Mr. D. Bryson began work in machining and metalworking in Canada in 1981, becoming a world recognized journeyman tool and die maker in 1985. Re-entering the workforce as a CAD designer, he worked his way up to Senior Mechanical Engineer in a leading microwave radio company. He shares recognition in two patents relating to his design work of microwave radios. His previous hands-on metalworking experience has benefitted him greatly in his design career, where he continues to design and develop innovative yet simple-to-manufacture parts and assemblies. Familiar with all aspects of manufacturing including precision machining and grinding, stamping, die casting and welding. He is an expert in Solid Works and AutoCAD, including import and export of the many other software platforms in the marketplace.
Interview with Mr. D. Bryson
1. What kinds of clients do you serve?
My clients are varied. My background is in metalworking and mechanical CAD, both 2D & 3D. I have worked on very complicated mechanical assemblies and manufacturing drawings for the microwave industry, the semi-conductor industry, the nuclear industry and just the manufacturing industry in general. I have also worked with architectural CAD and have a client in the low voltage retrofit industry whose major customers are school districts and hospitals. They upgrade security systems and classroom technology. I have done both 2D drawings and 3D renderings for them. I have another client that installs automatic car wash systems and I do all their installation drawings. I have another client for whom I do RV park layouts. Finally, I have created drawings for individuals to submit with patent applications.
2. What was the most interesting CAD project that you ever worked on? What made it interesting?
What challenges did you face?
The most interesting project I worked on was a proprietary mechanical system that I can’t even talk about since the patent application is still pending. It had many small mechanical assemblies and a very large final assembly. All the work was in 3D. It will be interesting to see it actually come to fruition and know I was a part of it. I had to research many new to the market components that went into the assembly, create 3D models of them and integrate them correctly.
3. Of the software tools that you use, which is your favorite and why?
My favorite tool is Solid Works. With my mechanical background, it is the most versatile software available that ties part modeling, assemblies and drawings all together parametrically. I can’t imagine doing the work I do today on a drawing board with a pencil. A week’s work would take a year!
4. What trends are you observing in the market for CAD services? How have these trends affected
you, and how are you responding to them?
I have talked to all my clients many times over the last 2 years, thinking that they were bringing their CAD requirement in-house since I had shown a significant decrease in business from all of them. This was not the case. It is simply a slowdown in all industries. If anything, they have laid off their own full time people and are still planning on outsourcing the majority of their CAD work.

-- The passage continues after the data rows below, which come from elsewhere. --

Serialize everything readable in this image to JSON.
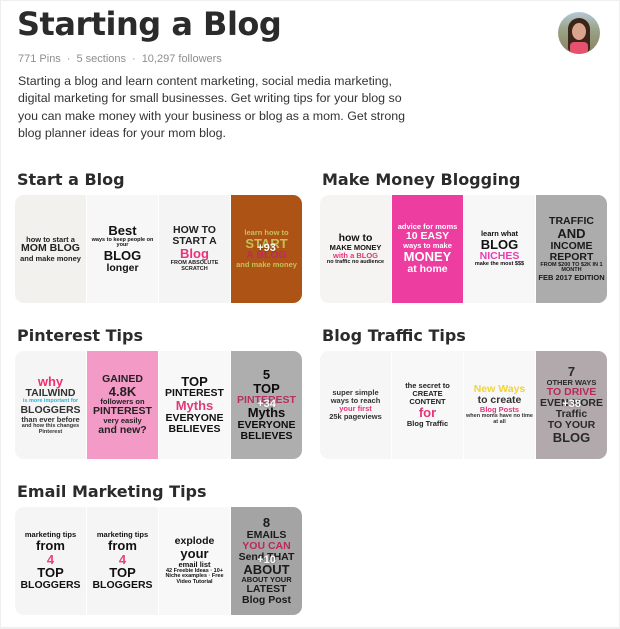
{
  "board": {
    "title": "Starting a Blog",
    "pins": "771 Pins",
    "sections_count": "5 sections",
    "followers": "10,297 followers",
    "separator": "·",
    "description": "Starting a blog and learn content marketing, social media marketing, digital marketing for small businesses. Get writing tips for your blog so you can make money with your business or blog as a mom. Get strong blog planner ideas for your mom blog."
  },
  "avatar": {
    "icon": "user-avatar"
  },
  "sections": [
    {
      "title": "Start a Blog",
      "more_count": "+93",
      "tiles": [
        {
          "lines": [
            "how to start a",
            "MOM BLOG",
            "and make money"
          ],
          "bg": "#f3f1ee",
          "fg": "#222"
        },
        {
          "lines": [
            "Best",
            "ways to keep people on your",
            "BLOG",
            "longer"
          ],
          "bg": "#f7f7f7",
          "fg": "#111"
        },
        {
          "lines": [
            "HOW TO",
            "START A",
            "Blog",
            "FROM ABSOLUTE SCRATCH"
          ],
          "bg": "#f4f4f4",
          "fg": "#222",
          "accent": "#e8327c"
        },
        {
          "lines": [
            "learn how to",
            "START",
            "A BLOG",
            "and make money"
          ],
          "bg": "#d4661a",
          "fg": "#f2e96a",
          "accent": "#e8327c"
        }
      ]
    },
    {
      "title": "Make Money Blogging",
      "more_count": "",
      "tiles": [
        {
          "lines": [
            "how to",
            "MAKE MONEY",
            "with a BLOG",
            "no traffic no audience"
          ],
          "bg": "#f6f4f2",
          "fg": "#111",
          "accent": "#e8327c"
        },
        {
          "lines": [
            "advice for moms",
            "10 EASY",
            "ways to make",
            "MONEY",
            "at home"
          ],
          "bg": "#ee3da0",
          "fg": "#fff"
        },
        {
          "lines": [
            "learn what",
            "BLOG",
            "NICHES",
            "make the most $$$"
          ],
          "bg": "#f7f7f7",
          "fg": "#111",
          "accent": "#e83fb0"
        },
        {
          "lines": [
            "TRAFFIC",
            "AND",
            "INCOME",
            "REPORT",
            "FROM $200 TO $2K IN 1 MONTH",
            "FEB 2017 EDITION"
          ],
          "bg": "#d2d2d2",
          "fg": "#222"
        }
      ]
    },
    {
      "title": "Pinterest Tips",
      "more_count": "+34",
      "tiles": [
        {
          "lines": [
            "why",
            "TAILWIND",
            "is more important for",
            "BLOGGERS",
            "than ever before",
            "and how this changes Pinterest"
          ],
          "bg": "#f5f5f5",
          "fg": "#333",
          "accent": "#2bb3d6",
          "accent2": "#ef2f6e"
        },
        {
          "lines": [
            "GAINED",
            "4.8K",
            "followers on",
            "PINTEREST",
            "very easily",
            "and new?"
          ],
          "bg": "#f39ac6",
          "fg": "#222"
        },
        {
          "lines": [
            "TOP",
            "PINTEREST",
            "Myths",
            "EVERYONE",
            "BELIEVES"
          ],
          "bg": "#f8f8f8",
          "fg": "#111",
          "accent": "#e03a78"
        },
        {
          "lines": [
            "5",
            "TOP",
            "PINTEREST",
            "Myths",
            "EVERYONE",
            "BELIEVES"
          ],
          "bg": "#d5d5d5",
          "fg": "#111",
          "accent": "#e03a78"
        }
      ]
    },
    {
      "title": "Blog Traffic Tips",
      "more_count": "+38",
      "tiles": [
        {
          "lines": [
            "super simple",
            "ways to reach",
            "your first",
            "25k pageviews"
          ],
          "bg": "#f6f6f6",
          "fg": "#333",
          "accent": "#e8327c"
        },
        {
          "lines": [
            "the secret to",
            "CREATE CONTENT",
            "for",
            "Blog Traffic"
          ],
          "bg": "#f8f8f8",
          "fg": "#222",
          "accent": "#e8327c"
        },
        {
          "lines": [
            "New Ways",
            "to create",
            "Blog Posts",
            "when moms have no time at all"
          ],
          "bg": "#f8f8f8",
          "fg": "#333",
          "accent": "#e8327c",
          "accent2": "#f2d33a"
        },
        {
          "lines": [
            "7",
            "OTHER WAYS",
            "TO DRIVE",
            "EVEN MORE",
            "Traffic",
            "TO YOUR",
            "BLOG"
          ],
          "bg": "#d9cfd2",
          "fg": "#333",
          "accent": "#e0346f"
        }
      ]
    },
    {
      "title": "Email Marketing Tips",
      "more_count": "+10",
      "tiles": [
        {
          "lines": [
            "marketing tips",
            "from",
            "4",
            "TOP",
            "BLOGGERS"
          ],
          "bg": "#f5f5f5",
          "fg": "#111",
          "accent": "#ef3c84"
        },
        {
          "lines": [
            "marketing tips",
            "from",
            "4",
            "TOP",
            "BLOGGERS"
          ],
          "bg": "#f5f5f5",
          "fg": "#111",
          "accent": "#ef3c84"
        },
        {
          "lines": [
            "explode",
            "your",
            "email list",
            "42 Freebie Ideas · 10+ Niche examples · Free Video Tutorial"
          ],
          "bg": "#f8f8f8",
          "fg": "#111"
        },
        {
          "lines": [
            "8",
            "EMAILS",
            "YOU CAN",
            "Send THAT",
            "ABOUT",
            "ABOUT YOUR",
            "LATEST",
            "Blog Post"
          ],
          "bg": "#c9c9c9",
          "fg": "#222",
          "accent": "#e0346f"
        }
      ]
    }
  ]
}
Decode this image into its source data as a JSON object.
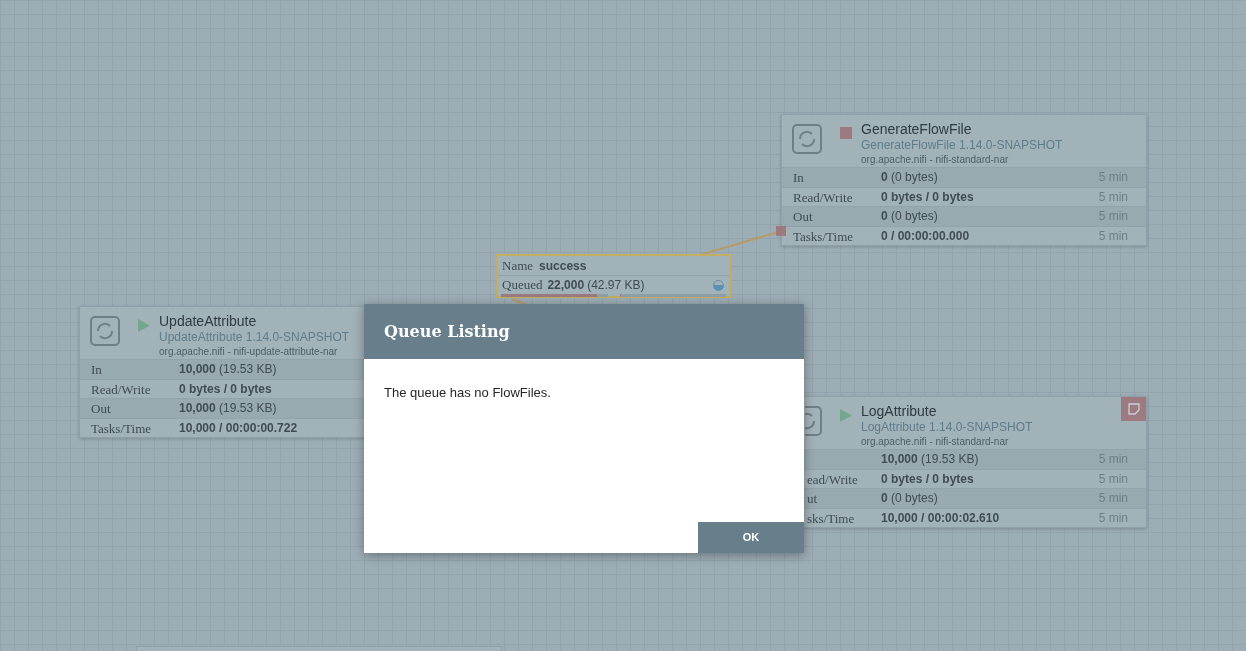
{
  "processors": [
    {
      "name": "GenerateFlowFile",
      "type": "GenerateFlowFile 1.14.0-SNAPSHOT",
      "bundle": "org.apache.nifi - nifi-standard-nar",
      "running": false,
      "bulletin": false,
      "stats": [
        {
          "label": "In",
          "value": "**0** (0 bytes)",
          "period": "5 min"
        },
        {
          "label": "Read/Write",
          "value": "**0 bytes / 0 bytes**",
          "period": "5 min"
        },
        {
          "label": "Out",
          "value": "**0** (0 bytes)",
          "period": "5 min"
        },
        {
          "label": "Tasks/Time",
          "value": "**0 / 00:00:00.000**",
          "period": "5 min"
        }
      ]
    },
    {
      "name": "UpdateAttribute",
      "type": "UpdateAttribute 1.14.0-SNAPSHOT",
      "bundle": "org.apache.nifi - nifi-update-attribute-nar",
      "running": true,
      "bulletin": false,
      "stats": [
        {
          "label": "In",
          "value": "**10,000** (19.53 KB)"
        },
        {
          "label": "Read/Write",
          "value": "**0 bytes / 0 bytes**"
        },
        {
          "label": "Out",
          "value": "**10,000** (19.53 KB)"
        },
        {
          "label": "Tasks/Time",
          "value": "**10,000 / 00:00:00.722**"
        }
      ]
    },
    {
      "name": "LogAttribute",
      "type": "LogAttribute 1.14.0-SNAPSHOT",
      "bundle": "org.apache.nifi - nifi-standard-nar",
      "running": true,
      "bulletin": true,
      "stats": [
        {
          "value": "**10,000** (19.53 KB)",
          "period": "5 min"
        },
        {
          "label": "ead/Write",
          "value": "**0 bytes / 0 bytes**",
          "period": "5 min"
        },
        {
          "label": "ut",
          "value": "**0** (0 bytes)",
          "period": "5 min"
        },
        {
          "label": "sks/Time",
          "value": "**10,000 / 00:00:02.610**",
          "period": "5 min"
        }
      ]
    }
  ],
  "connection": {
    "name_label": "Name",
    "name": "success",
    "queued_label": "Queued",
    "queued_count": "22,000",
    "queued_size": "(42.97 KB)",
    "backpressure": [
      {
        "level": 0.9
      },
      {
        "level": 0
      }
    ]
  },
  "dialog": {
    "title": "Queue Listing",
    "message": "The queue has no FlowFiles.",
    "button": "OK"
  }
}
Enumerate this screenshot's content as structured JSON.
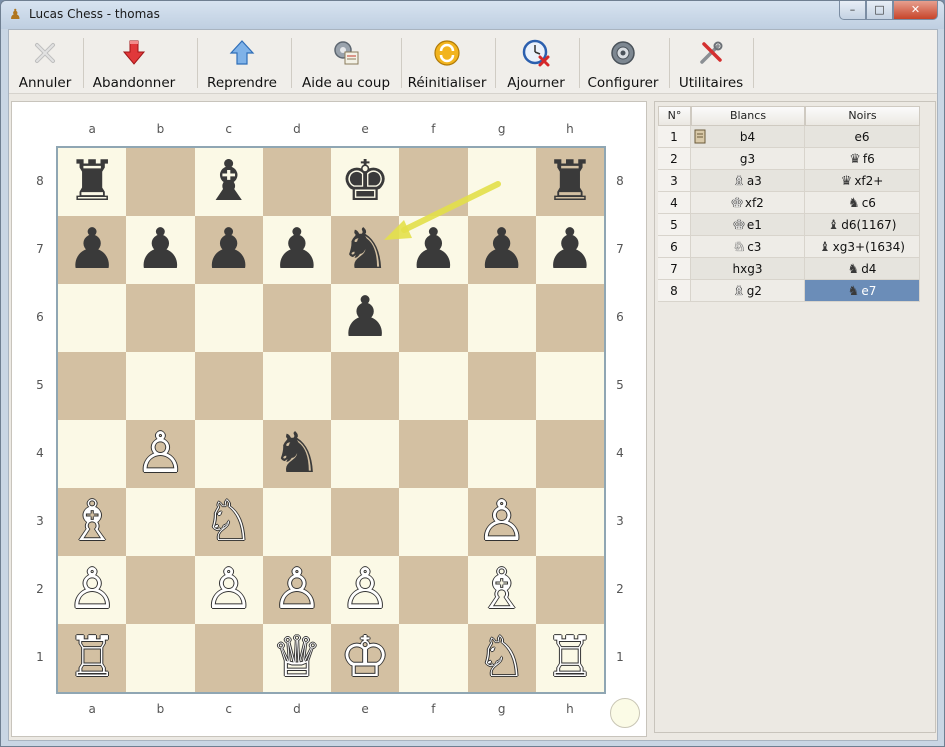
{
  "window": {
    "title": "Lucas Chess - thomas",
    "controls": {
      "minimize": "–",
      "maximize": "□",
      "close": "✕"
    }
  },
  "toolbar": {
    "items": [
      {
        "label": "Annuler",
        "icon": "cancel-x-icon"
      },
      {
        "label": "Abandonner",
        "icon": "red-down-arrow-icon"
      },
      {
        "label": "Reprendre",
        "icon": "blue-up-arrow-icon"
      },
      {
        "label": "Aide au coup",
        "icon": "gear-help-icon"
      },
      {
        "label": "Réinitialiser",
        "icon": "reset-circle-icon"
      },
      {
        "label": "Ajourner",
        "icon": "clock-icon"
      },
      {
        "label": "Configurer",
        "icon": "configure-gear-icon"
      },
      {
        "label": "Utilitaires",
        "icon": "tools-icon"
      }
    ]
  },
  "board": {
    "files": [
      "a",
      "b",
      "c",
      "d",
      "e",
      "f",
      "g",
      "h"
    ],
    "ranks": [
      "8",
      "7",
      "6",
      "5",
      "4",
      "3",
      "2",
      "1"
    ],
    "pieces": [
      {
        "square": "a8",
        "glyph": "♜",
        "color": "b"
      },
      {
        "square": "c8",
        "glyph": "♝",
        "color": "b"
      },
      {
        "square": "e8",
        "glyph": "♚",
        "color": "b"
      },
      {
        "square": "h8",
        "glyph": "♜",
        "color": "b"
      },
      {
        "square": "a7",
        "glyph": "♟",
        "color": "b"
      },
      {
        "square": "b7",
        "glyph": "♟",
        "color": "b"
      },
      {
        "square": "c7",
        "glyph": "♟",
        "color": "b"
      },
      {
        "square": "d7",
        "glyph": "♟",
        "color": "b"
      },
      {
        "square": "e7",
        "glyph": "♞",
        "color": "b"
      },
      {
        "square": "f7",
        "glyph": "♟",
        "color": "b"
      },
      {
        "square": "g7",
        "glyph": "♟",
        "color": "b"
      },
      {
        "square": "h7",
        "glyph": "♟",
        "color": "b"
      },
      {
        "square": "e6",
        "glyph": "♟",
        "color": "b"
      },
      {
        "square": "b4",
        "glyph": "♙",
        "color": "w"
      },
      {
        "square": "d4",
        "glyph": "♞",
        "color": "b"
      },
      {
        "square": "a3",
        "glyph": "♗",
        "color": "w"
      },
      {
        "square": "c3",
        "glyph": "♘",
        "color": "w"
      },
      {
        "square": "g3",
        "glyph": "♙",
        "color": "w"
      },
      {
        "square": "a2",
        "glyph": "♙",
        "color": "w"
      },
      {
        "square": "c2",
        "glyph": "♙",
        "color": "w"
      },
      {
        "square": "d2",
        "glyph": "♙",
        "color": "w"
      },
      {
        "square": "e2",
        "glyph": "♙",
        "color": "w"
      },
      {
        "square": "g2",
        "glyph": "♗",
        "color": "w"
      },
      {
        "square": "a1",
        "glyph": "♖",
        "color": "w"
      },
      {
        "square": "d1",
        "glyph": "♕",
        "color": "w"
      },
      {
        "square": "e1",
        "glyph": "♔",
        "color": "w"
      },
      {
        "square": "g1",
        "glyph": "♘",
        "color": "w"
      },
      {
        "square": "h1",
        "glyph": "♖",
        "color": "w"
      }
    ],
    "last_move_arrow": {
      "from": "g8",
      "to": "e7",
      "color": "#e3e04a"
    },
    "colors": {
      "light": "#fbf9e6",
      "dark": "#d3c0a2",
      "border": "#8fa6b3"
    }
  },
  "moves": {
    "headers": {
      "num": "N°",
      "white": "Blancs",
      "black": "Noirs"
    },
    "rows": [
      {
        "num": "1",
        "white": "b4",
        "white_piece": "",
        "black": "e6",
        "black_piece": "",
        "book": true
      },
      {
        "num": "2",
        "white": "g3",
        "white_piece": "",
        "black": "f6",
        "black_piece": "♛"
      },
      {
        "num": "3",
        "white": "a3",
        "white_piece": "♗",
        "black": "xf2+",
        "black_piece": "♛"
      },
      {
        "num": "4",
        "white": "xf2",
        "white_piece": "♔",
        "black": "c6",
        "black_piece": "♞"
      },
      {
        "num": "5",
        "white": "e1",
        "white_piece": "♔",
        "black": "d6(1167)",
        "black_piece": "♝"
      },
      {
        "num": "6",
        "white": "c3",
        "white_piece": "♘",
        "black": "xg3+(1634)",
        "black_piece": "♝"
      },
      {
        "num": "7",
        "white": "hxg3",
        "white_piece": "",
        "black": "d4",
        "black_piece": "♞"
      },
      {
        "num": "8",
        "white": "g2",
        "white_piece": "♗",
        "black": "e7",
        "black_piece": "♞",
        "selected": "black"
      }
    ]
  }
}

5. What do you like about working as an interim CAD draftsman or external CAD consultant
working on a time-bound project?
I have always been good at time management and servicing several clients on several projects at the same time. I have never missed a deadline or had an unhappy client. With a home office, I have the flexibility to work any hours required to get the job done.
6. Have you ever provided CAD consulting services remotely, either via phone, the Web or email?
Do you use any screen sharing tools (like Webex, Skype, or GoToMeeting), and are they
effective? What kinds of questions and problems could you tackle remotely? Are there any
issues that you feel are better handled face-to-face?
I have been involved in many remote meetings as an observer but have not yet had the necessity to launch my own meeting.